EXERCISE REQUIREMENTS » Give a single number in reply. It is the count of lines below that contain the string "true".

ENTRIES SUPPLIED »
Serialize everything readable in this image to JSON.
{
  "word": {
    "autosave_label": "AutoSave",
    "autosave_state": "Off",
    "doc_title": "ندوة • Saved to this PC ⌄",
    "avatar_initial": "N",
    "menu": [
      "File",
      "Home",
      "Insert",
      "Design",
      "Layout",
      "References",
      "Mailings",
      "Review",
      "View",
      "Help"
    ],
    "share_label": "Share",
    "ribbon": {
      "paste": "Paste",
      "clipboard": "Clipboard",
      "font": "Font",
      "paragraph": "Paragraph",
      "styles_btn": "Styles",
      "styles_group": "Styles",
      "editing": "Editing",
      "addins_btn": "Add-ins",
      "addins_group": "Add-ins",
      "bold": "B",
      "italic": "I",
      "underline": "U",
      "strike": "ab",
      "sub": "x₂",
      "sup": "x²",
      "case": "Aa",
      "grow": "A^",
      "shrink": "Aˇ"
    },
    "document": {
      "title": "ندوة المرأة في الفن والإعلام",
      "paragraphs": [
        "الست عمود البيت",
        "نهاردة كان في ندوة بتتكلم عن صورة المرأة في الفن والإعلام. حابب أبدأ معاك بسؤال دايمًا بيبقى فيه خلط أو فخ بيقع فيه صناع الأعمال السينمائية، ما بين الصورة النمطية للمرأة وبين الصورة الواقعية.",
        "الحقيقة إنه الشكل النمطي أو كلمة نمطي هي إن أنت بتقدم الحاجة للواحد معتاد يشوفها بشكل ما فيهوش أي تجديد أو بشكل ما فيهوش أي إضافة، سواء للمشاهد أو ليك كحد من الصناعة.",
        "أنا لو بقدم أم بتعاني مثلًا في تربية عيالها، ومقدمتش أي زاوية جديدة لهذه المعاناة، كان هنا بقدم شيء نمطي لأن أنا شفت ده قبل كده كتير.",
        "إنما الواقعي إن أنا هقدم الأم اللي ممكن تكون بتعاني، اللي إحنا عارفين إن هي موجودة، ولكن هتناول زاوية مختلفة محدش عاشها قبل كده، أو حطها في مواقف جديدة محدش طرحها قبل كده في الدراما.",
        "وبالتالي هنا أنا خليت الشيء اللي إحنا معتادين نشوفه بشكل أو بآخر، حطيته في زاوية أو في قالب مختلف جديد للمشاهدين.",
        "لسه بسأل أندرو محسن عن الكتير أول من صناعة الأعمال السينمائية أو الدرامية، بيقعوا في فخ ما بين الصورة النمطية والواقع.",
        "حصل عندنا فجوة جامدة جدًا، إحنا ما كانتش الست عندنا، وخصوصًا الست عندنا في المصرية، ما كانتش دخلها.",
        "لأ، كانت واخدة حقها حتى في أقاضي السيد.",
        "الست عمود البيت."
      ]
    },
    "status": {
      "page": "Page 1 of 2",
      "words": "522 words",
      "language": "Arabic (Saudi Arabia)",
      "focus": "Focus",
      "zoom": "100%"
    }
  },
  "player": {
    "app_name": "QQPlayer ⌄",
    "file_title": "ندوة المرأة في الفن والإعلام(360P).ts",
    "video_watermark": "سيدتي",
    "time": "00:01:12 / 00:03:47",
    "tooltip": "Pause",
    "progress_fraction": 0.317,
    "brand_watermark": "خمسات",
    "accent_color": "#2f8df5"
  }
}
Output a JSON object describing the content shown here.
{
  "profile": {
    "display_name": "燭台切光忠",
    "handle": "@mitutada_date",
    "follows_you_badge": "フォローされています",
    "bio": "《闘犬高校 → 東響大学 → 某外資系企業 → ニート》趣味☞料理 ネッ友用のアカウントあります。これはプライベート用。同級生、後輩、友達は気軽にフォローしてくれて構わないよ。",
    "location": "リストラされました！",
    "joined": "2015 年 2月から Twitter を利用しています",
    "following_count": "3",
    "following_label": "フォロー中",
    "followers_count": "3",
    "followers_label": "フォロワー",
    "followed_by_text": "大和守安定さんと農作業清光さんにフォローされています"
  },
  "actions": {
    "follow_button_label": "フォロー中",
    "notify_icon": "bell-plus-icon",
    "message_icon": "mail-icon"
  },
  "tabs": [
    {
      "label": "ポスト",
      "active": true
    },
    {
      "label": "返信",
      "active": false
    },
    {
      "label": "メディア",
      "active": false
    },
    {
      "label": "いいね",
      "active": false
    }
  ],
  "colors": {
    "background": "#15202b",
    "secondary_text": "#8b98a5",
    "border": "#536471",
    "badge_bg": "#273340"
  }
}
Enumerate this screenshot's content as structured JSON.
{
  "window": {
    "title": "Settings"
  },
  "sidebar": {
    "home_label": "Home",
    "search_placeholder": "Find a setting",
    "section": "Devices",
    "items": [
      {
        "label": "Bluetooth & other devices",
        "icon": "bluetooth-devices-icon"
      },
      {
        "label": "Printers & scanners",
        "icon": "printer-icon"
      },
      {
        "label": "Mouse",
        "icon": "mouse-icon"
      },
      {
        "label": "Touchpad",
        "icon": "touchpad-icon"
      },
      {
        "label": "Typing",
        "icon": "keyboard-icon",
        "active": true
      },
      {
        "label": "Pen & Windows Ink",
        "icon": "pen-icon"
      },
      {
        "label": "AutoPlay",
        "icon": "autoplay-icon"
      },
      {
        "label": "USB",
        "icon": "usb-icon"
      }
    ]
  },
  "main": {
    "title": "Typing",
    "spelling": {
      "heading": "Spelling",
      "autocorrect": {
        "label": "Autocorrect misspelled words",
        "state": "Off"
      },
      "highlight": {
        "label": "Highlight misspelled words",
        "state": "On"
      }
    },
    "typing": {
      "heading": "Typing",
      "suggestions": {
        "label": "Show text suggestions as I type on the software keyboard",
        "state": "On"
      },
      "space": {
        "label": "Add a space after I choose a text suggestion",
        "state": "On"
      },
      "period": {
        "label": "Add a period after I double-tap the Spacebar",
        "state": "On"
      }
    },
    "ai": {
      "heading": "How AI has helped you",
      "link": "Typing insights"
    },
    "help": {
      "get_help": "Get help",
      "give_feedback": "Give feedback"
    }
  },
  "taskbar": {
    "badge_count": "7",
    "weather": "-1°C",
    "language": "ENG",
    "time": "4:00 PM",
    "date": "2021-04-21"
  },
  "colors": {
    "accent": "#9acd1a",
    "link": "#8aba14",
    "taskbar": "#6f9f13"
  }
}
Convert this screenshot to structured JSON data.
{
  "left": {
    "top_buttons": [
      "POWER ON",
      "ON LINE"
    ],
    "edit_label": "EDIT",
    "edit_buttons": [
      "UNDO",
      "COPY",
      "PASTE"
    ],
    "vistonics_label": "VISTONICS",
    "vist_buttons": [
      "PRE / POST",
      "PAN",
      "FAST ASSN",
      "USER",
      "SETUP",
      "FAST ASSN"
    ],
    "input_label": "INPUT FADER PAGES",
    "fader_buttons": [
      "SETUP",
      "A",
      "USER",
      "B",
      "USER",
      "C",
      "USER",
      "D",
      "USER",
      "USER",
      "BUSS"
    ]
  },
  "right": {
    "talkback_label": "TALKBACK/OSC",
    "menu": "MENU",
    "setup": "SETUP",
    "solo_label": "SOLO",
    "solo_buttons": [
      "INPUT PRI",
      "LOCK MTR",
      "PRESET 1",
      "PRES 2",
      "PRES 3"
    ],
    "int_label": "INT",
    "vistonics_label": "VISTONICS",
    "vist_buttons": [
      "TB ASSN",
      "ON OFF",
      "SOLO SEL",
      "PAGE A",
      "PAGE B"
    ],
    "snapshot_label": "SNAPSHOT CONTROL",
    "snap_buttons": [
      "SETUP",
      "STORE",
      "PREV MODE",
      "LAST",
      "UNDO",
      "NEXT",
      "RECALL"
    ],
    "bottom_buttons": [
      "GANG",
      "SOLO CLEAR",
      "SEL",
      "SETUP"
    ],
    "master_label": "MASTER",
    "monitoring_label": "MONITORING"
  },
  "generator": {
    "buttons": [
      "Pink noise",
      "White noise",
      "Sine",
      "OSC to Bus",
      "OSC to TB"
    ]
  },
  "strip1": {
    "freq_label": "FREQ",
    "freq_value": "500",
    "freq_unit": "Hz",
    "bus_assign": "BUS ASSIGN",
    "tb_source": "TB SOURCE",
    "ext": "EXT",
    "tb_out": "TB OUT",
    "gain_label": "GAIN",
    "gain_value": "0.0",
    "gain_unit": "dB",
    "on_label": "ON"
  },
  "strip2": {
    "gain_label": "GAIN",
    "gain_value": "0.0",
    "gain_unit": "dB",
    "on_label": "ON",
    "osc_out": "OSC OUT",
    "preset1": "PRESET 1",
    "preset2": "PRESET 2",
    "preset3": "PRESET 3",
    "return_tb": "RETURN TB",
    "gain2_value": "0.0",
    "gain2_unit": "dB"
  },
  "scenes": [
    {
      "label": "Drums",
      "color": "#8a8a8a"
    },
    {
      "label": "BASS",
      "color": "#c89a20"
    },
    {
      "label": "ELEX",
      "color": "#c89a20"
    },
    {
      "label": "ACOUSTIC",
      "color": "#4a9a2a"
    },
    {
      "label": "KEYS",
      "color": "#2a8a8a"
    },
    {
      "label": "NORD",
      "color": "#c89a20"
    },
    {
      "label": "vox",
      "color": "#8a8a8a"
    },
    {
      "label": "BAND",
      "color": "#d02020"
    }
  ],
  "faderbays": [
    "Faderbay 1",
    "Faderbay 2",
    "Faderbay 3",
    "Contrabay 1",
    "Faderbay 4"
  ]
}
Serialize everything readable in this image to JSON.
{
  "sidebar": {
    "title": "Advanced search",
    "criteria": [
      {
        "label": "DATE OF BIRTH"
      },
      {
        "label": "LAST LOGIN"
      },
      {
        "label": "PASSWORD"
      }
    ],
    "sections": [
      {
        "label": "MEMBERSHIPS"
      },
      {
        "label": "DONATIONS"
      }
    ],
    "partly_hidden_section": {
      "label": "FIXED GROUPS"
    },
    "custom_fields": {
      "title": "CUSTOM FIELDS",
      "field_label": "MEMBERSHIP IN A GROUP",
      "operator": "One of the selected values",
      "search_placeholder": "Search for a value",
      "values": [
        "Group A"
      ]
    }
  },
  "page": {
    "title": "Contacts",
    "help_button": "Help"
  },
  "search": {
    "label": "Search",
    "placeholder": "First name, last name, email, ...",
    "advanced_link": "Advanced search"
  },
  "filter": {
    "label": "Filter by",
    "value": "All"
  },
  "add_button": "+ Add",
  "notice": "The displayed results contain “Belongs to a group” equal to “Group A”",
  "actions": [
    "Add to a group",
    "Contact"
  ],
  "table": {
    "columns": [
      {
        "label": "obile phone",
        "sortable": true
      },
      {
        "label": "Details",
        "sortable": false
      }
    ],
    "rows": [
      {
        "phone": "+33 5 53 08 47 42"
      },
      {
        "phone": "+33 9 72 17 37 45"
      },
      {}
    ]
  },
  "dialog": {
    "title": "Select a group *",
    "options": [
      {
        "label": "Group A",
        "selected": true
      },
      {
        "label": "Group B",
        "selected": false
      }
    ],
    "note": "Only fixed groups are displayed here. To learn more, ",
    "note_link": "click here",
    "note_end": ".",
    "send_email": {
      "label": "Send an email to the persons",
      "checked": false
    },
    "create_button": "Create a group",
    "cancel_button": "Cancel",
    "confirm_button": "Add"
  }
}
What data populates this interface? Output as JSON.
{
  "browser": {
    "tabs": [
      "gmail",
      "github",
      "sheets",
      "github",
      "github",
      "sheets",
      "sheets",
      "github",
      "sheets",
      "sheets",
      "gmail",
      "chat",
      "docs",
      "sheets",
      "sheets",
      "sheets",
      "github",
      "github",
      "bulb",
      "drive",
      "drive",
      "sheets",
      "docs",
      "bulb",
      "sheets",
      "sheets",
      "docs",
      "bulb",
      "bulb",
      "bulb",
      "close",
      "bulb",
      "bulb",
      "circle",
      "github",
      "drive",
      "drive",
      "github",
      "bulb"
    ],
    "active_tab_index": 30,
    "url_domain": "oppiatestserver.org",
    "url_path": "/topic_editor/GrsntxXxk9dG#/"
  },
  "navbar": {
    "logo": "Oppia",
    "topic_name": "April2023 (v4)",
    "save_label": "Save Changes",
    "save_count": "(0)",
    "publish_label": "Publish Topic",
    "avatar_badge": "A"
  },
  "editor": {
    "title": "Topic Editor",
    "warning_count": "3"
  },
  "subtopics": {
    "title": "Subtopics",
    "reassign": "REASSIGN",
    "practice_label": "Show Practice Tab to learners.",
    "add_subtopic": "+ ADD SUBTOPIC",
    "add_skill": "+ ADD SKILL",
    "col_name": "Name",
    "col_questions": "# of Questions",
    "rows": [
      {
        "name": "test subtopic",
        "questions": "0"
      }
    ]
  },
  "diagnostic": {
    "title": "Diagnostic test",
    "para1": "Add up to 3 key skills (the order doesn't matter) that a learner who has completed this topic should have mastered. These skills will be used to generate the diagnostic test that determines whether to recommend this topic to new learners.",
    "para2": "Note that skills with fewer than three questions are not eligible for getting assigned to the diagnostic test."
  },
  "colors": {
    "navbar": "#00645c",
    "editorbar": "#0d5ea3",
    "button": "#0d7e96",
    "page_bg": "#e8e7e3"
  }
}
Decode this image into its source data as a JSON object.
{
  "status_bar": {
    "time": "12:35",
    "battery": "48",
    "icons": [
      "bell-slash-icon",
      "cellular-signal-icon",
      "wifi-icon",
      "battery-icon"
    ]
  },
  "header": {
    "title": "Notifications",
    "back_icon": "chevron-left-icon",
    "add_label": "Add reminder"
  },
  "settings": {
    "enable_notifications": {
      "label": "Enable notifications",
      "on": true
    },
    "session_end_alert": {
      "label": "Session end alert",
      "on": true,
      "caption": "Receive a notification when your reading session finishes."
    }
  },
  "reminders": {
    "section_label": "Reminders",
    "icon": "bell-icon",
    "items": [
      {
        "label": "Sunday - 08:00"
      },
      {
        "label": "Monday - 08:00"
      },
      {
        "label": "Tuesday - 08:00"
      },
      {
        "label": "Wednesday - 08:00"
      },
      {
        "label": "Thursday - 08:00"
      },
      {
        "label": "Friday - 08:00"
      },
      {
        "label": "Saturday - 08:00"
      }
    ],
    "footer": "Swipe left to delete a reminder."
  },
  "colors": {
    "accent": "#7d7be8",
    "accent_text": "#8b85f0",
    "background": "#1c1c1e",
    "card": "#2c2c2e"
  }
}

RESULT OF THIS EXERCISE » 6